Poetry by Eabhan Ní Shuileabháin


There are signs.
A certain greyness under the skin,
a way of being careful,
of holding your body as if new to it.
Teeth that clench tight together
without awareness.
A hesitancy just before speech,
eyes that slide off everything.

There is a franticness to the control,
a feeling that your legs will not hold.
You are right on the edge of knowledge
and nothing can soften the blow.

Your hands touch your face often
and otherwise hold onto window ledges,
desk edges, chair arms—solid things,
heavy, strong immovable things.
Your breath is shallow and quick,
never filling your lungs, never reaching your belly.
Your arms wrap round your body
keeping everything still,                     
trying to hold it all intact.

Eabhan Ní Shuileabháin is the daughter of an Irish American father and an Irish mother, both of whom are now deceased. She still regrets they saw so little of her poetry in print. She has published poems in a range of journals in Ireland, Britain, Europe, Australia and the United States.
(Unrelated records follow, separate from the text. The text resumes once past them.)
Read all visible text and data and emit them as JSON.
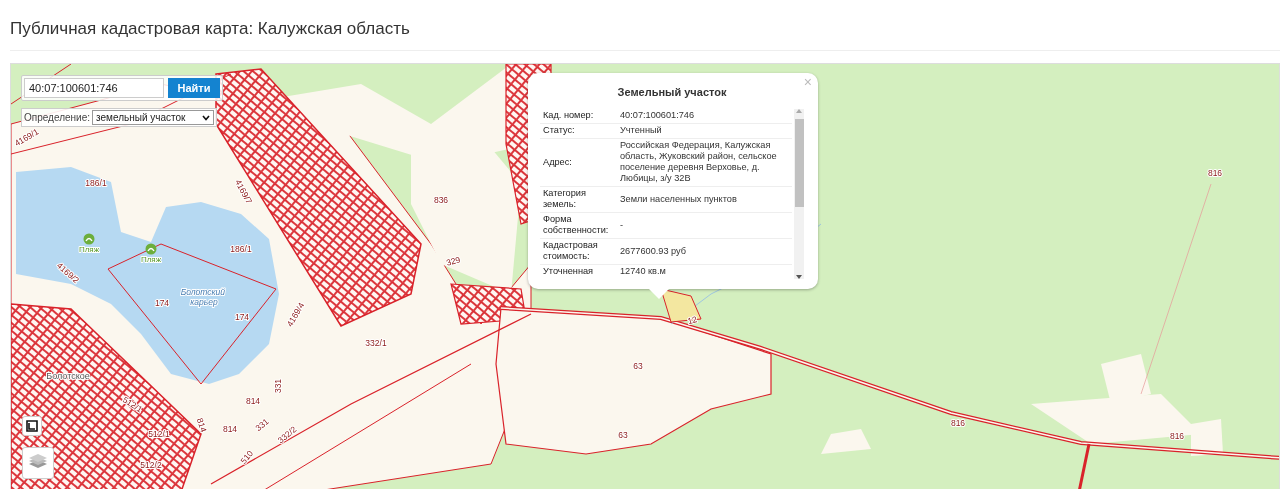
{
  "page_title": "Публичная кадастровая карта: Калужская область",
  "search": {
    "value": "40:07:100601:746",
    "button": "Найти"
  },
  "definition": {
    "label": "Определение:",
    "value": "земельный участок"
  },
  "popup": {
    "title": "Земельный участок",
    "close": "×",
    "rows": [
      {
        "label": "Кад. номер:",
        "value": "40:07:100601:746"
      },
      {
        "label": "Статус:",
        "value": "Учтенный"
      },
      {
        "label": "Адрес:",
        "value": "Российская Федерация, Калужская область, Жуковский район, сельское поселение деревня Верховье, д. Любицы, з/у 32В"
      },
      {
        "label": "Категория земель:",
        "value": "Земли населенных пунктов"
      },
      {
        "label": "Форма собственности:",
        "value": "-"
      },
      {
        "label": "Кадастровая стоимость:",
        "value": "2677600.93 руб"
      },
      {
        "label": "Уточненная",
        "value": "12740 кв.м"
      }
    ]
  },
  "map_labels": [
    {
      "text": "4169/1",
      "kind": "parcel"
    },
    {
      "text": "186/1",
      "kind": "parcel"
    },
    {
      "text": "Пляж",
      "kind": "poi"
    },
    {
      "text": "Пляж",
      "kind": "poi"
    },
    {
      "text": "186/1",
      "kind": "parcel"
    },
    {
      "text": "4169/7",
      "kind": "parcel"
    },
    {
      "text": "4169/2",
      "kind": "parcel"
    },
    {
      "text": "174",
      "kind": "parcel"
    },
    {
      "text": "Болотский карьер",
      "kind": "water"
    },
    {
      "text": "174",
      "kind": "parcel"
    },
    {
      "text": "4169/4",
      "kind": "parcel"
    },
    {
      "text": "836",
      "kind": "parcel"
    },
    {
      "text": "329",
      "kind": "parcel"
    },
    {
      "text": "332/1",
      "kind": "parcel"
    },
    {
      "text": "331",
      "kind": "parcel"
    },
    {
      "text": "Болотское",
      "kind": "place"
    },
    {
      "text": "512/1",
      "kind": "parcel"
    },
    {
      "text": "814",
      "kind": "parcel"
    },
    {
      "text": "512/1",
      "kind": "parcel"
    },
    {
      "text": "814",
      "kind": "parcel"
    },
    {
      "text": "814",
      "kind": "parcel"
    },
    {
      "text": "331",
      "kind": "parcel"
    },
    {
      "text": "332/2",
      "kind": "parcel"
    },
    {
      "text": "512/2",
      "kind": "parcel"
    },
    {
      "text": "510",
      "kind": "parcel"
    },
    {
      "text": "816",
      "kind": "parcel"
    },
    {
      "text": "12",
      "kind": "parcel"
    },
    {
      "text": "63",
      "kind": "parcel"
    },
    {
      "text": "63",
      "kind": "parcel"
    },
    {
      "text": "816",
      "kind": "parcel"
    },
    {
      "text": "816",
      "kind": "parcel"
    }
  ]
}
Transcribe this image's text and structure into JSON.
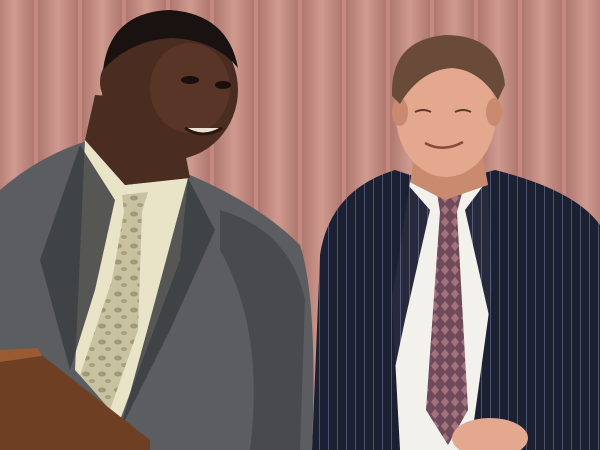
{
  "scene": {
    "curtain_base": "#c48a80",
    "curtain_light": "#d9a79b",
    "curtain_shadow": "#9e6a62",
    "left_suit": "#5b5d60",
    "left_suit_shadow": "#3c3e41",
    "left_shirt": "#e9e4c8",
    "left_tie": "#c9c2a0",
    "left_tie_pattern": "#8f8866",
    "left_skin": "#4a2c20",
    "left_skin_highlight": "#6b4030",
    "right_suit": "#1c2033",
    "right_suit_stripe": "#4c5270",
    "right_shirt": "#f3f1ec",
    "right_tie": "#6e4a5a",
    "right_tie_pattern": "#b07d86",
    "right_skin": "#e3a88e",
    "right_skin_shadow": "#c98a70",
    "right_hair": "#6a4a38",
    "left_hair": "#1a1210",
    "podium": "#6e3f22",
    "podium_highlight": "#9a5a32"
  }
}
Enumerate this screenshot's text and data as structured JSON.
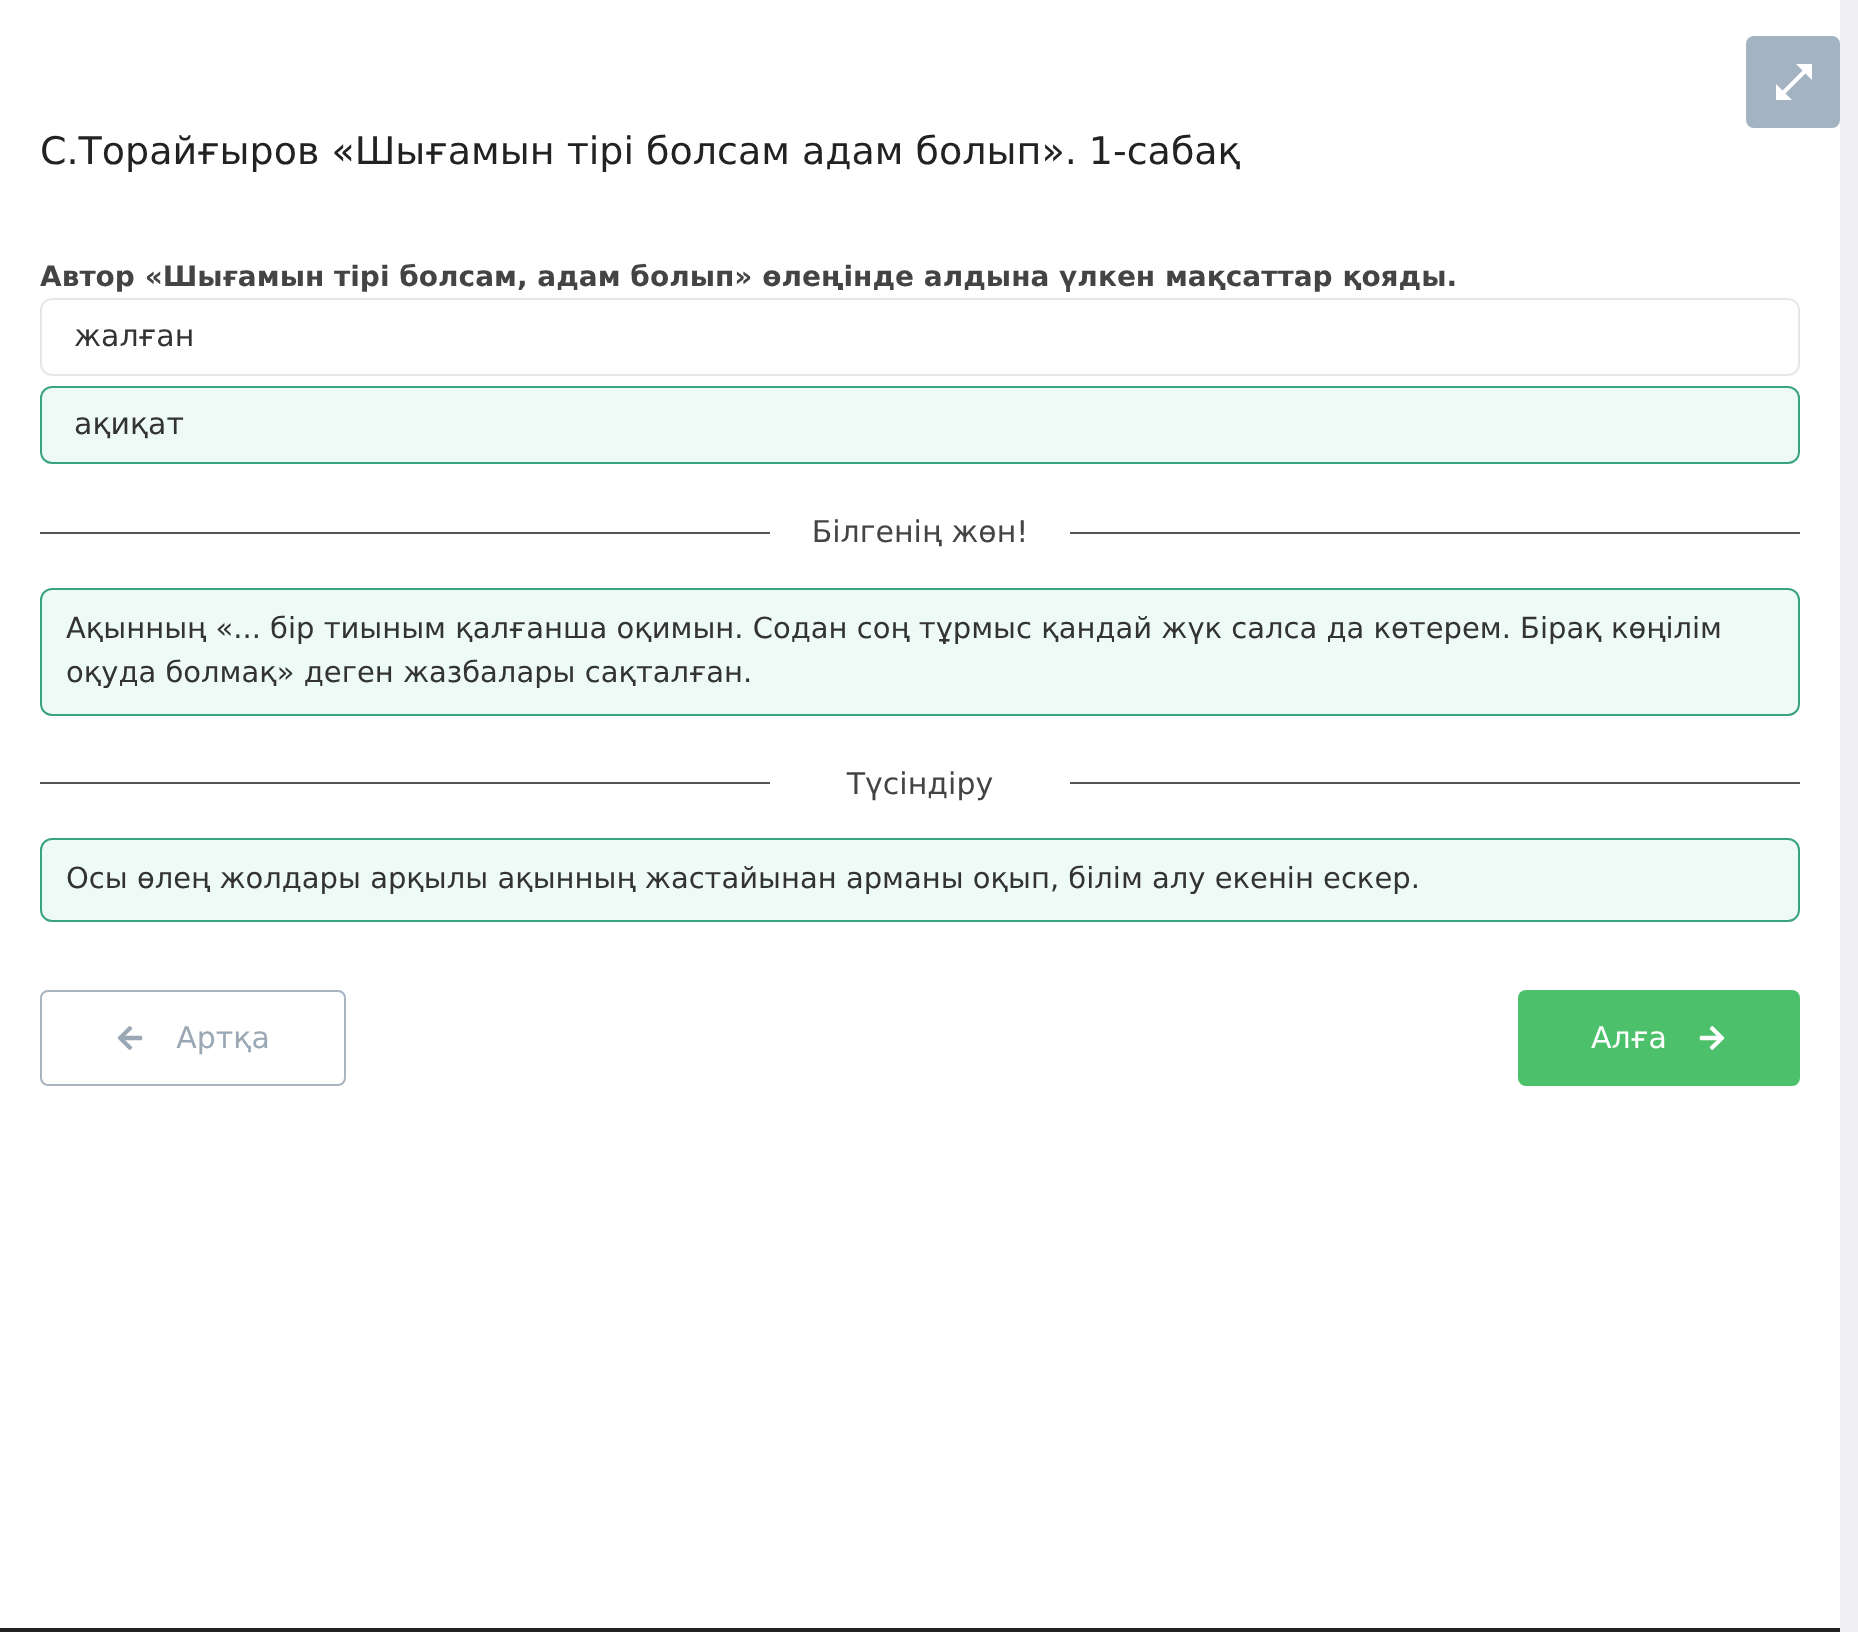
{
  "title": "С.Торайғыров «Шығамын тірі болсам адам болып». 1-сабақ",
  "question": {
    "text": "Автор «Шығамын тірі болсам, адам болып» өлеңінде алдына үлкен мақсаттар қояды.",
    "options": [
      {
        "label": "жалған",
        "selected": false
      },
      {
        "label": "ақиқат",
        "selected": true
      }
    ]
  },
  "sections": [
    {
      "heading": "Білгенің жөн!",
      "text": "Ақынның «... бір тиыным қалғанша оқимын. Содан соң тұрмыс қандай жүк салса да көтерем. Бірақ көңілім оқуда болмақ» деген жазбалары сақталған."
    },
    {
      "heading": "Түсіндіру",
      "text": "Осы өлең жолдары арқылы ақынның жастайынан арманы оқып, білім алу екенін ескер."
    }
  ],
  "buttons": [
    {
      "label": "Артқа",
      "kind": "back",
      "disabled": true
    },
    {
      "label": "Алға",
      "kind": "next",
      "disabled": false
    }
  ]
}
She is currently putting together a collection for publication.